Container candles are among the most popular for home and small business enthusiasts, but are they easy to make? You just insert a wick and pour melted wax in, right? No! The truth is, making candles successfully and safely takes time and money. The mantra of experienced chandlers is, “Test, test, test.”
First, choose which wax you wish to work with. Each has its advantages and disadvantages, so read up on the choices to make your decision. Note the temperature at which to add color and scent and to pour, as well as the maximum usage rate for the fragrance you select. Make sure your fragrance is compatible with your wax, as well.
Choose the Correct Wick
First, research which wicks are appropriate for the type of wax you choose. More than one type is usually acceptable, and unfortunately, testing out various types Is the only way to determine which type you prefer. Obtain a wick that is recommended for the diameter of your container, but purchase several wicks smaller and larger, as well, because the perfect wick will vary with each scent and color.
Testing how the candle burns with the wick size is imperative. Burn the candle one hour for each inch of the diameter of your candle. For instance, if your container is two inches across, you should see an even melt pool after two hours of burning. If not, adjust the wick size. If it burns down quickly, too close to the edges, the wick may be too large and you need to select a smaller wick. If the candle burns down the middle and the melt pool does not reach the edge of the container, you need a larger wick. Chandlers commonly make three candles, each with a different size wick, and test burn them at once to save time.
Once the candle passes this test, burn the candle half way to continue testing, especially if the container is not straight up and down.
If it burns well, you might think you are now ready to sell or give away your candle, but not yet. You have one more step to complete. Burn the candle down entirely as you would expect the recipient to do. If it burns correctly, you know the wick is correct for your container, wax, scent and color.
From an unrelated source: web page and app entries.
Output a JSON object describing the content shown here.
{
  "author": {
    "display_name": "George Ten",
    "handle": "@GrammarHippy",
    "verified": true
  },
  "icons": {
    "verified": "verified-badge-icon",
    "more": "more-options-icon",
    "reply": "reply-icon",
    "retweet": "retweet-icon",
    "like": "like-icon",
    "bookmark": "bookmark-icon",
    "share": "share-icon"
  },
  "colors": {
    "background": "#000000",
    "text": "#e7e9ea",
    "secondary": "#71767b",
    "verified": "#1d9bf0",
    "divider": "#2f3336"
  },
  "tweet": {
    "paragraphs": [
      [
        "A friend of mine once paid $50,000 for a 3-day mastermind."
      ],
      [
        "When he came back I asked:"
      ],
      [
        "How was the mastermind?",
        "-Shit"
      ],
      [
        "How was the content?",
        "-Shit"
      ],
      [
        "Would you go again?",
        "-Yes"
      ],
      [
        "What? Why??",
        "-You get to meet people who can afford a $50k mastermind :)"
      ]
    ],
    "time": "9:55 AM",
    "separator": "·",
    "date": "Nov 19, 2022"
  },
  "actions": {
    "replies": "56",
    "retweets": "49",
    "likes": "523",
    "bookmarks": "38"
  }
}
You are now ready to present someone with a well-made, safe candle.
Until next time, may your days be filled with bubbles and wax.
Beth Byrne, for Making Soap, Candles & Cosmetics